## Task description:
Among the entries below, find each line holding "memory" and return it.

*** Opening of Extracted records ***

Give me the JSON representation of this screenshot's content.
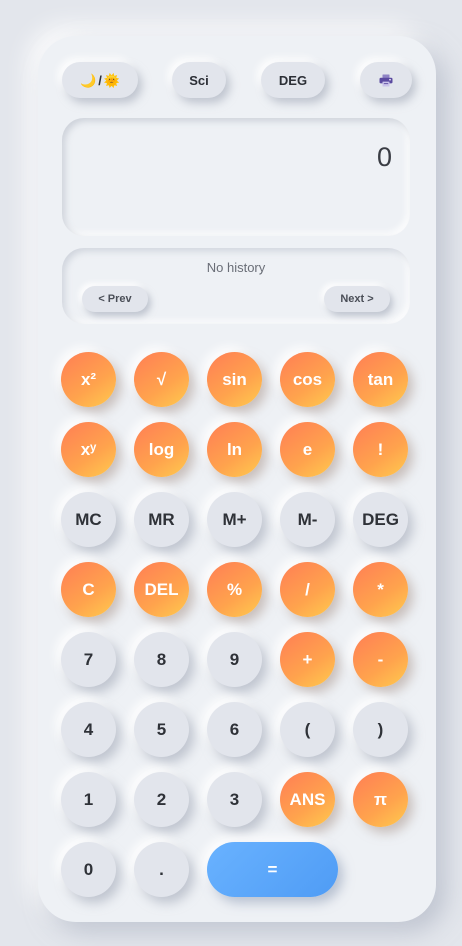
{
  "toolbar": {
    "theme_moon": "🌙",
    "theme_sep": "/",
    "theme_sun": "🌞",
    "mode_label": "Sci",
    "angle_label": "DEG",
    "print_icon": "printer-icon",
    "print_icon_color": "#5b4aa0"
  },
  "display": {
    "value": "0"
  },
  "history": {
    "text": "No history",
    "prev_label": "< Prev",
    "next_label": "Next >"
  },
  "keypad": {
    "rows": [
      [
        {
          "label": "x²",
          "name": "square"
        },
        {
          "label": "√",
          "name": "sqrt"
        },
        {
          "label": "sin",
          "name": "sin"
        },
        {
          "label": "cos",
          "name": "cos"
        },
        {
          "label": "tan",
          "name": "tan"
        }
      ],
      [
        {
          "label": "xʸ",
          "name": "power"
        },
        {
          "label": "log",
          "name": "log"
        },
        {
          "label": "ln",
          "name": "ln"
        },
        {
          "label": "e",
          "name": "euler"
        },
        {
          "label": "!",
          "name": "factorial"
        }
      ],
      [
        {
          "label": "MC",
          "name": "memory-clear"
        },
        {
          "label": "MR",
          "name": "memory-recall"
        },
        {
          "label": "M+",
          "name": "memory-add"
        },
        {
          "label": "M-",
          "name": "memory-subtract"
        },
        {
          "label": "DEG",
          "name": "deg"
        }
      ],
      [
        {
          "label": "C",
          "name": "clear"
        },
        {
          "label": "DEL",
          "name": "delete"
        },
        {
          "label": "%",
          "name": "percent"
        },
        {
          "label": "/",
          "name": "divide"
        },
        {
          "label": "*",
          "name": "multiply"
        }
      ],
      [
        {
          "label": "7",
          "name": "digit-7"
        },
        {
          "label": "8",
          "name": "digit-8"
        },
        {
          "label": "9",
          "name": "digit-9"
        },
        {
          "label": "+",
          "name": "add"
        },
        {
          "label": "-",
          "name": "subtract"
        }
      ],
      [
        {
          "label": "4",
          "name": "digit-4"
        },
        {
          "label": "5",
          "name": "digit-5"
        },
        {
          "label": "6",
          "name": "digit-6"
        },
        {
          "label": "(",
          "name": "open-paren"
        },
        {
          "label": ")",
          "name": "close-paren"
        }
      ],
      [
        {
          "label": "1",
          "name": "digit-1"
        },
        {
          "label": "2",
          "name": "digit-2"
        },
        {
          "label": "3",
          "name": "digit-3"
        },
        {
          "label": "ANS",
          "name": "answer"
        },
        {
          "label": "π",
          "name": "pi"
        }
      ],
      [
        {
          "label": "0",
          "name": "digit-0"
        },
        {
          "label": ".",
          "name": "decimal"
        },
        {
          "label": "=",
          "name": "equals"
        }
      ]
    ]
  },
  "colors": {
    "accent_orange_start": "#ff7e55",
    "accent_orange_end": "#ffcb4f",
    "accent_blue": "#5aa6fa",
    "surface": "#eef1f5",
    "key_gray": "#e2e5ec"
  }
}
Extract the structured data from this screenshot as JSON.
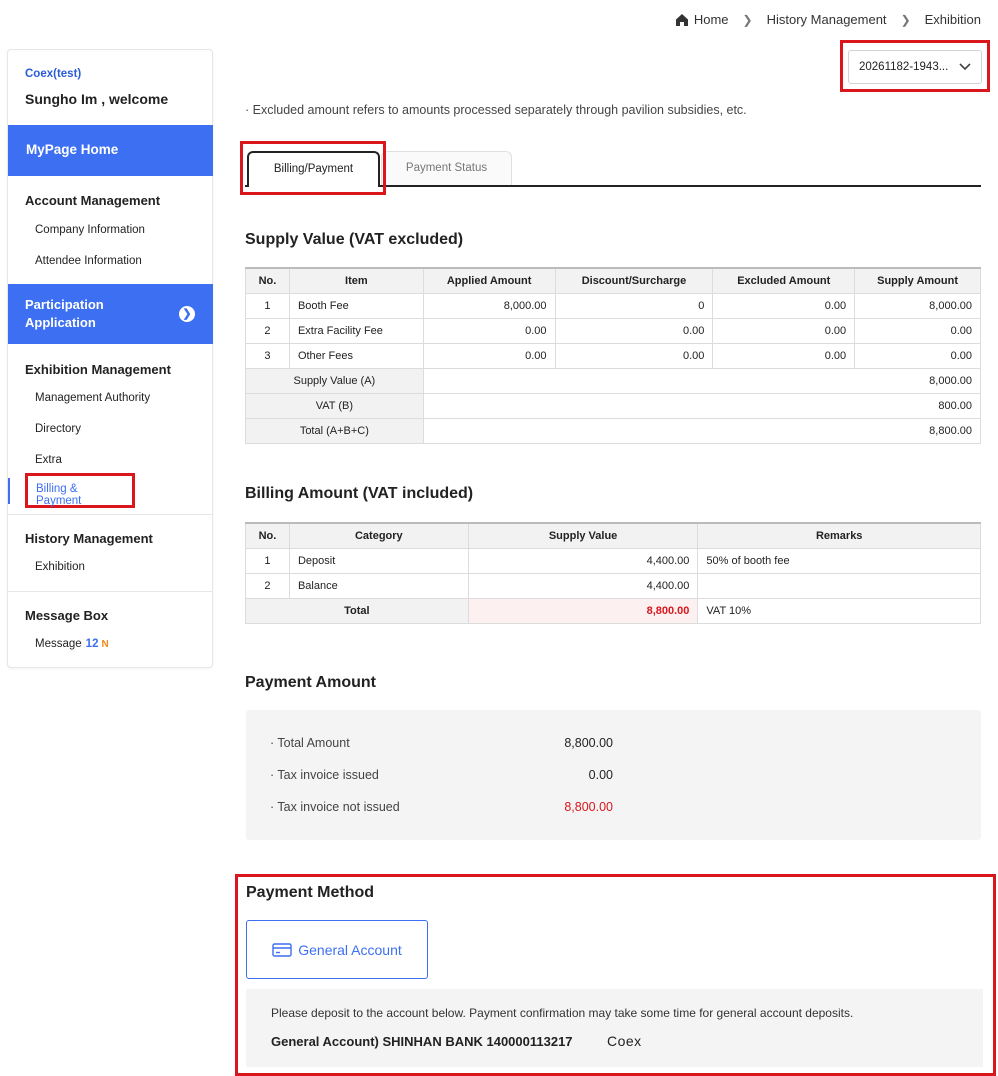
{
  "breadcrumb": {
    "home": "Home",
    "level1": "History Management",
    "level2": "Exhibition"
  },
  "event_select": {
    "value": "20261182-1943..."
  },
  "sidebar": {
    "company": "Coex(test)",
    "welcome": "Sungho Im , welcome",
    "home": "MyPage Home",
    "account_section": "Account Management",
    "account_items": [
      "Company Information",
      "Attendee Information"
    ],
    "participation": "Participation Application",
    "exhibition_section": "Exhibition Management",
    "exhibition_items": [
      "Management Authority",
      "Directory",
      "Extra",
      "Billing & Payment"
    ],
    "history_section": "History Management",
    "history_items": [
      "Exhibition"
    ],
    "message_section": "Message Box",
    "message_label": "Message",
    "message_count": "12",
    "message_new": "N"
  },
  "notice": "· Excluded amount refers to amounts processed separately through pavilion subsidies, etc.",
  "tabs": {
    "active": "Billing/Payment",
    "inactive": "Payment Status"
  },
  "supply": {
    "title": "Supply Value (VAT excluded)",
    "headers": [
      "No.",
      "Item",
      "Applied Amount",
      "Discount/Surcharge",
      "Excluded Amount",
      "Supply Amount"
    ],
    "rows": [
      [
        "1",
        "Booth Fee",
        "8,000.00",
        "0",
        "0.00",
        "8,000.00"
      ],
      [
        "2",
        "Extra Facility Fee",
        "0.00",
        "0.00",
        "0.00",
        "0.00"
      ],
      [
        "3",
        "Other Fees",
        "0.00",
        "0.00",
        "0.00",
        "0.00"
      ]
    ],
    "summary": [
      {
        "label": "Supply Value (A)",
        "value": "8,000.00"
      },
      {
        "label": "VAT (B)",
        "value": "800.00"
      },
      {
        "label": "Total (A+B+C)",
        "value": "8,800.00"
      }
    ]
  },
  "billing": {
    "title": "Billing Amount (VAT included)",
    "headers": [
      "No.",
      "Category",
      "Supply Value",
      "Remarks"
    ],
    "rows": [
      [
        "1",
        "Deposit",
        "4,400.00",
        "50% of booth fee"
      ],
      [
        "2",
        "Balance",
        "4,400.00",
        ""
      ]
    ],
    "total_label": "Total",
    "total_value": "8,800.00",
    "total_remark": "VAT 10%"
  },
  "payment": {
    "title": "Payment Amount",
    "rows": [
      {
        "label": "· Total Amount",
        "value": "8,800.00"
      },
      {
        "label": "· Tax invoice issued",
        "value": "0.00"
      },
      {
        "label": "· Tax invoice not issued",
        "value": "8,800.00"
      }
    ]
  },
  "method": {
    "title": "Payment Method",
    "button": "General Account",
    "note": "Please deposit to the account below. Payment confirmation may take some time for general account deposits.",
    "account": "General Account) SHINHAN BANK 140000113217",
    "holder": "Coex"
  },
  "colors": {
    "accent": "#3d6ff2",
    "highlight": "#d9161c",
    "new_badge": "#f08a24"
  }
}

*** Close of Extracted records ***
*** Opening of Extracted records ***

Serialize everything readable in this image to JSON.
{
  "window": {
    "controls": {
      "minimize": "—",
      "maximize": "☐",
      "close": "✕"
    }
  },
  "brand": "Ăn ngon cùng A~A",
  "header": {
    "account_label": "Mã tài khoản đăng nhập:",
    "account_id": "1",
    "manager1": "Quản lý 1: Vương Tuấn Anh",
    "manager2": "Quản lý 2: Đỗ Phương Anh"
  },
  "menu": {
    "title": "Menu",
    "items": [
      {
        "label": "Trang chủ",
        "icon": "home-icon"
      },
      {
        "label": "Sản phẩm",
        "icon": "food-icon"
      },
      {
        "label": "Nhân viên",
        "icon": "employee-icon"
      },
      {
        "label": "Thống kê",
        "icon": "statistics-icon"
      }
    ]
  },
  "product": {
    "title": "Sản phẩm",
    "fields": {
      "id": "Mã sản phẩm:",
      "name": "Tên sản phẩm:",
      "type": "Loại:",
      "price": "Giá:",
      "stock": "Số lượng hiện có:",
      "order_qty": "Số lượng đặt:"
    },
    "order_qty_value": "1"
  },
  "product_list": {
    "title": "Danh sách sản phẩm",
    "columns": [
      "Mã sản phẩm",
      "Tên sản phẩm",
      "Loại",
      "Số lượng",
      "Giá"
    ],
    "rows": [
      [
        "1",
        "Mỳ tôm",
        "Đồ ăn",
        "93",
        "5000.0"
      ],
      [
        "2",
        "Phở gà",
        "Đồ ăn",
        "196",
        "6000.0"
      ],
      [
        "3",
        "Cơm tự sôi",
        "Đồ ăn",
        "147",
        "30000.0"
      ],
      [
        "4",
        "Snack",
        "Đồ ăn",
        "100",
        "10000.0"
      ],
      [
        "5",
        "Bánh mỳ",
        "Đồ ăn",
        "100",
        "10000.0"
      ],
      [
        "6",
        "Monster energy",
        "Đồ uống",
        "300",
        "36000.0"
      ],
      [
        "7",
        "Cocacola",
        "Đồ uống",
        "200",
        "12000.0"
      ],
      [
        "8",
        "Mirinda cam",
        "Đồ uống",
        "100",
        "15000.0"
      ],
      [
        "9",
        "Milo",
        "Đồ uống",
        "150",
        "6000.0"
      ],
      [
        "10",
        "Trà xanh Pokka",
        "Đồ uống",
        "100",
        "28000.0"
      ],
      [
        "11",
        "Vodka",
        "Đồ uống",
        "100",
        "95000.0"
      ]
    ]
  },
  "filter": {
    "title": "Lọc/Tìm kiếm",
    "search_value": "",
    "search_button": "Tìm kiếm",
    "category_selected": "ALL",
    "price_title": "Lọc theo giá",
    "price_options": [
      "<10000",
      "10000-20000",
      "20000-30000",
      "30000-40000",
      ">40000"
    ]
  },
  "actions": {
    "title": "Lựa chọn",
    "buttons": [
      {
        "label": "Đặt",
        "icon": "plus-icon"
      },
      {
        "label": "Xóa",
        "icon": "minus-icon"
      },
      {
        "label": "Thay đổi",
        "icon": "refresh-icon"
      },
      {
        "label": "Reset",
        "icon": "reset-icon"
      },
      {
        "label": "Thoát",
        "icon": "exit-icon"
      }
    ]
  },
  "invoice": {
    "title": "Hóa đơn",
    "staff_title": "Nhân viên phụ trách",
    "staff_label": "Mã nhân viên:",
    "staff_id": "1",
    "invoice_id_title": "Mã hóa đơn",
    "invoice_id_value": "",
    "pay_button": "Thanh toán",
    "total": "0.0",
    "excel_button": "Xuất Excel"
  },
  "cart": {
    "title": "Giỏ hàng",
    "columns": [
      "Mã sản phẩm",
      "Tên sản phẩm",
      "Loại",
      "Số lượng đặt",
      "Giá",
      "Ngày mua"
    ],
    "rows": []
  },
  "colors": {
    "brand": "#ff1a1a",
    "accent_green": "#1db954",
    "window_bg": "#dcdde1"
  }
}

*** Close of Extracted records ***

## Task response:
          "name": "memory-clear"
          "name": "memory-recall"
          "name": "memory-add"
          "name": "memory-subtract"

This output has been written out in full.